### Given records

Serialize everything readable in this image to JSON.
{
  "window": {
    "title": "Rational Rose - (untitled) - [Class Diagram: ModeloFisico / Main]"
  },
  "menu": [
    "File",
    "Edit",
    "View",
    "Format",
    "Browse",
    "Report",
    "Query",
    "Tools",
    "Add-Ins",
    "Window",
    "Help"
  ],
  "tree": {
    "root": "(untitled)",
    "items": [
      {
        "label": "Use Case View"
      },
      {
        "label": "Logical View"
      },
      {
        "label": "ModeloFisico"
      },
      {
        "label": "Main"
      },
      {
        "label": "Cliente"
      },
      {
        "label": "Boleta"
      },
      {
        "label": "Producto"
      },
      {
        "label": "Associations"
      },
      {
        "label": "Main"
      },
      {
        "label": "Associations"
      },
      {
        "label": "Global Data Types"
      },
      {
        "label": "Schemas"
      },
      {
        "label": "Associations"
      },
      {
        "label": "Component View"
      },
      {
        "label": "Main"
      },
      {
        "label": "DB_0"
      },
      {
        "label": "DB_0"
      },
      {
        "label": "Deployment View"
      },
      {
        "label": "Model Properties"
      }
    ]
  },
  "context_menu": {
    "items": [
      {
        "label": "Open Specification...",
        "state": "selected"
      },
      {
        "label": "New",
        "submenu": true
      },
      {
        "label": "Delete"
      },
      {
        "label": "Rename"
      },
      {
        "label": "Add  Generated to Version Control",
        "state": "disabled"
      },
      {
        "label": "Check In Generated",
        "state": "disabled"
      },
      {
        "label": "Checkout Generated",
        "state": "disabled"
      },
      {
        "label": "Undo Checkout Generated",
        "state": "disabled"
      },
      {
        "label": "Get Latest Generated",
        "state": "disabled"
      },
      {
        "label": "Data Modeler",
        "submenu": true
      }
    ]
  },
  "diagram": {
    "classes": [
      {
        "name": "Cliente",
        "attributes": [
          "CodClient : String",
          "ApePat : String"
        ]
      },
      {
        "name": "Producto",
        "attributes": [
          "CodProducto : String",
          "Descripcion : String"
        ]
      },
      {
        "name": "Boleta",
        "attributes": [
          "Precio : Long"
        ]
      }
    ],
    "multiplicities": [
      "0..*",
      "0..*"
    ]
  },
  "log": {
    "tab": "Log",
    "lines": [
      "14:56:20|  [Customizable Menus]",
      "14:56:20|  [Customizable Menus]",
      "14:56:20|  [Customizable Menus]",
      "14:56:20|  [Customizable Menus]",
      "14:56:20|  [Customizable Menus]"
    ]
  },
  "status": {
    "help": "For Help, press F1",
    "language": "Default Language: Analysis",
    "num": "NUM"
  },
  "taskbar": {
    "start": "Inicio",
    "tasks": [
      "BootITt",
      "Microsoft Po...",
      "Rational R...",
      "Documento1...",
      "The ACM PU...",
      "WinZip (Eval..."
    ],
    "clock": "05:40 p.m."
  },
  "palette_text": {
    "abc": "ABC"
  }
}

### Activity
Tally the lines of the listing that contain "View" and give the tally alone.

### Response to this exercise
5